## Dataset
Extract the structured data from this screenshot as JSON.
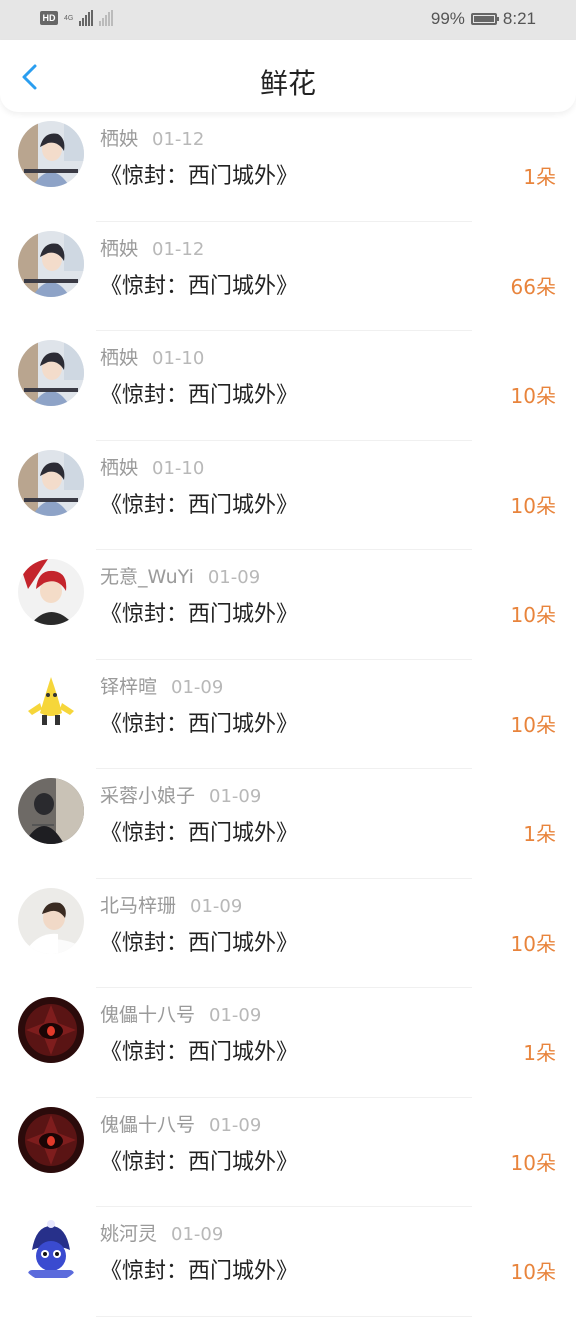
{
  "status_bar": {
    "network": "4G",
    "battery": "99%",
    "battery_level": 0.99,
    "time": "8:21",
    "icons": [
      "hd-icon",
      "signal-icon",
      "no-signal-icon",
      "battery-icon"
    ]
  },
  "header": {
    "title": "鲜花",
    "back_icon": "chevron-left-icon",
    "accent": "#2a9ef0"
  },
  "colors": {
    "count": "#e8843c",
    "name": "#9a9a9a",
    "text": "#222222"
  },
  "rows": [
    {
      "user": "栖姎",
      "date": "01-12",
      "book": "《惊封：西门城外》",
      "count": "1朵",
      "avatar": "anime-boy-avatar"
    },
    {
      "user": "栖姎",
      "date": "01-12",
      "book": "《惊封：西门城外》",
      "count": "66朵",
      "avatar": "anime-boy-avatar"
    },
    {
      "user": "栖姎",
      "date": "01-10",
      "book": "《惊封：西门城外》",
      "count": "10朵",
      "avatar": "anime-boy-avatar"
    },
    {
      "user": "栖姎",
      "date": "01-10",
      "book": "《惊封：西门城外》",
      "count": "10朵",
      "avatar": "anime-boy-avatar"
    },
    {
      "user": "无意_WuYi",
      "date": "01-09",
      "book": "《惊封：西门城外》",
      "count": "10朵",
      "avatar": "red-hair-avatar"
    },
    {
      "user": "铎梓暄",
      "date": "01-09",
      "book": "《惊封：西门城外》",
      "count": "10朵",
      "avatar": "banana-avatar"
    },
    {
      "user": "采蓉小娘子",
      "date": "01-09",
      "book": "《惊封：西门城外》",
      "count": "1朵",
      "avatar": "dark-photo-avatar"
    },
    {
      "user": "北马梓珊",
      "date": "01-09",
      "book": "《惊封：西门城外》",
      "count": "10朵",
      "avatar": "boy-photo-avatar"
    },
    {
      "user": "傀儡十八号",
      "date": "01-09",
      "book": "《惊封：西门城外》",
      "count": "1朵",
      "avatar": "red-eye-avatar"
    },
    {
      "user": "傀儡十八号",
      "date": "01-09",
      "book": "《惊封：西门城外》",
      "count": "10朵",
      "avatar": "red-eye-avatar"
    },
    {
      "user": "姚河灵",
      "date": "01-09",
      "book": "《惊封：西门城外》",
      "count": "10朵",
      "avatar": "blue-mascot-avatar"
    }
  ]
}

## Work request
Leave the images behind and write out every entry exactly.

## Response to the exercise
Extract the structured data from this screenshot as JSON.
{
  "status_bar": {
    "network": "4G",
    "battery": "99%",
    "battery_level": 0.99,
    "time": "8:21",
    "icons": [
      "hd-icon",
      "signal-icon",
      "no-signal-icon",
      "battery-icon"
    ]
  },
  "header": {
    "title": "鲜花",
    "back_icon": "chevron-left-icon",
    "accent": "#2a9ef0"
  },
  "colors": {
    "count": "#e8843c",
    "name": "#9a9a9a",
    "text": "#222222"
  },
  "rows": [
    {
      "user": "栖姎",
      "date": "01-12",
      "book": "《惊封：西门城外》",
      "count": "1朵",
      "avatar": "anime-boy-avatar"
    },
    {
      "user": "栖姎",
      "date": "01-12",
      "book": "《惊封：西门城外》",
      "count": "66朵",
      "avatar": "anime-boy-avatar"
    },
    {
      "user": "栖姎",
      "date": "01-10",
      "book": "《惊封：西门城外》",
      "count": "10朵",
      "avatar": "anime-boy-avatar"
    },
    {
      "user": "栖姎",
      "date": "01-10",
      "book": "《惊封：西门城外》",
      "count": "10朵",
      "avatar": "anime-boy-avatar"
    },
    {
      "user": "无意_WuYi",
      "date": "01-09",
      "book": "《惊封：西门城外》",
      "count": "10朵",
      "avatar": "red-hair-avatar"
    },
    {
      "user": "铎梓暄",
      "date": "01-09",
      "book": "《惊封：西门城外》",
      "count": "10朵",
      "avatar": "banana-avatar"
    },
    {
      "user": "采蓉小娘子",
      "date": "01-09",
      "book": "《惊封：西门城外》",
      "count": "1朵",
      "avatar": "dark-photo-avatar"
    },
    {
      "user": "北马梓珊",
      "date": "01-09",
      "book": "《惊封：西门城外》",
      "count": "10朵",
      "avatar": "boy-photo-avatar"
    },
    {
      "user": "傀儡十八号",
      "date": "01-09",
      "book": "《惊封：西门城外》",
      "count": "1朵",
      "avatar": "red-eye-avatar"
    },
    {
      "user": "傀儡十八号",
      "date": "01-09",
      "book": "《惊封：西门城外》",
      "count": "10朵",
      "avatar": "red-eye-avatar"
    },
    {
      "user": "姚河灵",
      "date": "01-09",
      "book": "《惊封：西门城外》",
      "count": "10朵",
      "avatar": "blue-mascot-avatar"
    }
  ]
}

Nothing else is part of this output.